  1. How Much Can You Earn As A Bird Breeder?

The salaries of Bird Breeders in the US range from $30,825 to $44,439, with a median salary of $35,416. The middle 57% of Bird Breeders makes between $35,421 and $38,398, with the top 86% making $44,439.

  1. Does Petsmart Sell Budgies In The Pet Section Of A Store?

PetSmart.com sells a variety of bird products including toys, food, treats, clothes, leashes, treats, and toys. Budgies make up a small percentage of the products sold by PetSmart.

  1. What Animals Are Safe To Raise With Parrots In The Home?
  • Cats can be wonderful companions for larger parrots such as the macaw or African gray.
  • A calm, well-socialized dog may be fine around your parrot.
  • Parrots socialize best with birds of similar size.
  1. What Exactly Happens To Budgies That Don’t Get Sold In The Pet Store?

Luckily, in most pet stores ALL the budgies are kept until they are sold (or so they say). Some chain pet stores will move their animals around between stores to increase sales. Adult budgies are sold just as rapidly as babies, so there is always a home for them to go to.

  1. How Does A Commercial Aviary Make Money?

A commercial aviary makes money by selling birds to individuals and pet stores. The sale price for birds depends on the species, whether a bird is hand raised and how much your customer will pay.

  1. You Have A Male And A Female Budgie, Is It Okay To Sell Your Female?

No, budgies need at least one companion. To keep only one budgie means risking your pet becoming lonely. Budgies especially need companionship if they are left home alone for part of the day while you’re not home.

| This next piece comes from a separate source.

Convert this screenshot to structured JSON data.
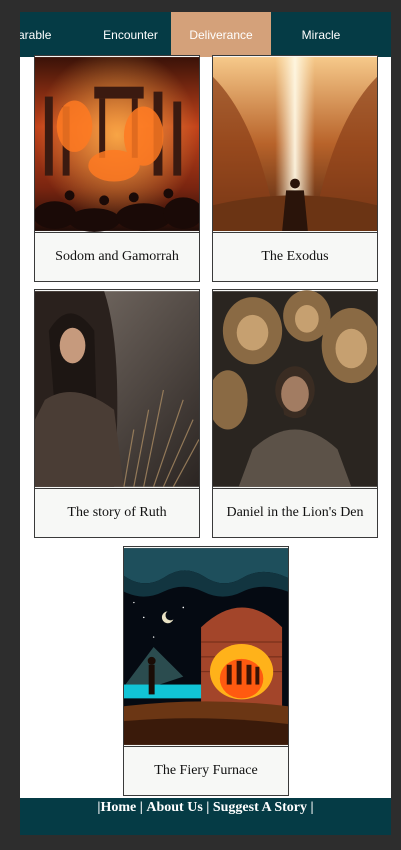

Since budgies are social birds, they are used to preening each other, serenading each other and playing together. They also need a lot of exercise to keep them from getting overweight and keep them healthy. Having more than one budgie, then, makes it easier for them to exercise while playing.

  1. What Are The Ongoing Expenses For A Commercial Aviary?

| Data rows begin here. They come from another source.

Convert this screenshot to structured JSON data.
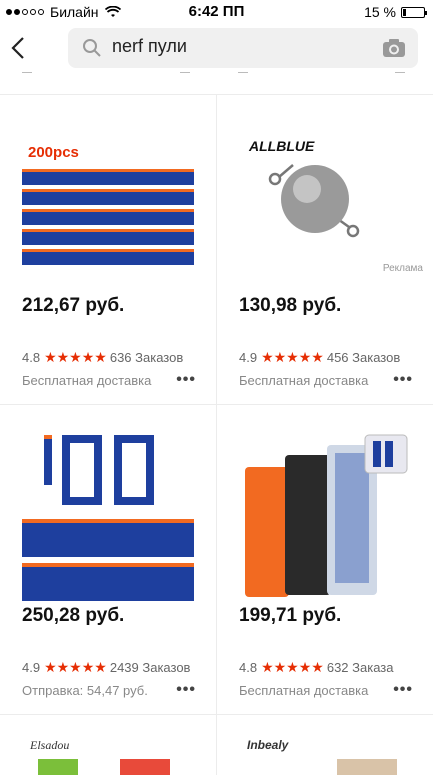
{
  "status": {
    "carrier": "Билайн",
    "time": "6:42 ПП",
    "battery": "15 %",
    "battery_level": 0.15
  },
  "search": {
    "query": "nerf пули"
  },
  "products": [
    {
      "price": "212,67 руб.",
      "rating": "4.8",
      "orders": "636 Заказов",
      "shipping": "Бесплатная доставка",
      "image_label": "200pcs"
    },
    {
      "price": "130,98 руб.",
      "rating": "4.9",
      "orders": "456 Заказов",
      "shipping": "Бесплатная доставка",
      "brand": "ALLBLUE",
      "ad": "Реклама"
    },
    {
      "price": "250,28 руб.",
      "rating": "4.9",
      "orders": "2439 Заказов",
      "shipping": "Отправка: 54,47 руб."
    },
    {
      "price": "199,71 руб.",
      "rating": "4.8",
      "orders": "632 Заказа",
      "shipping": "Бесплатная доставка"
    }
  ],
  "partial": [
    {
      "brand": "Elsadou"
    },
    {
      "brand": "Inbealy"
    }
  ],
  "colors": {
    "accent": "#e62e04",
    "dart_blue": "#1e3f9e",
    "dart_orange": "#f26a21"
  }
}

The biggest ongoing expenses for a commercial aviary are vet bills, food costs, and electricity.

  1. What Are The Costs Involved In Opening A Commercial Aviary?
  • License
  • A breeding pair
  • A nesting box
  • A cage
  • Food
  • A brooder
  • An avian vet
  1. What Are Some Insider Tips For Jump Starting A Commercial Aviary?

Experts in this business suggest you start small and slow, even if you eventually plan on running a large-scale operation. Raising birds for profit is challenging, and it makes no sense to rush into the venture without testing it out beforehand.

Note that new cages are much more preferable to old cages or retrofitting a structure into housing for birds. Viruses and bacteria can live for a long time even after cleaning, so keep your birds healthier by avoiding exposing them to old cages or structures.

  1. What Are Some Skills And Experiences That Will Help You Build A Successful Commercial Aviary?

Always remember that starting and running a successful commercial aviary requires the operator to have a vast range of skills from avian nutrition to medical care for birds. Furthermore, owners of a commercial aviary need to have basic business skills such as accounting and marketing.

  1. What Is The Growth Potential For A Commercial Aviary?

The demand for birds as pets’ rises and falls, but since keeping a bird is more costly than caring for other types of pets, the demand for pet birds is currently low. As the economy continues to recover, there should be more of a demand for birds.

  1. How Much Profit Can A Commercial Aviary Make?

According to the United States Department of Labor, a bird breeder can earn around $18,000 – $57,000 a year

  1. What Happens During A Typical Day At A Commercial Aviary?

Have it in mind there is always something to do when you raise birds commercially. Breeders will always need to clean cages and nest boxes, feed and water their birds, act as a nursemaid for new hatchlings, take care of the birds’ medical needs, and order supplies. Note that all of these tasks are in additional to the normal day-to-day requirements of running any type of business such as accounting and marketing.

Ajaero Tony Martins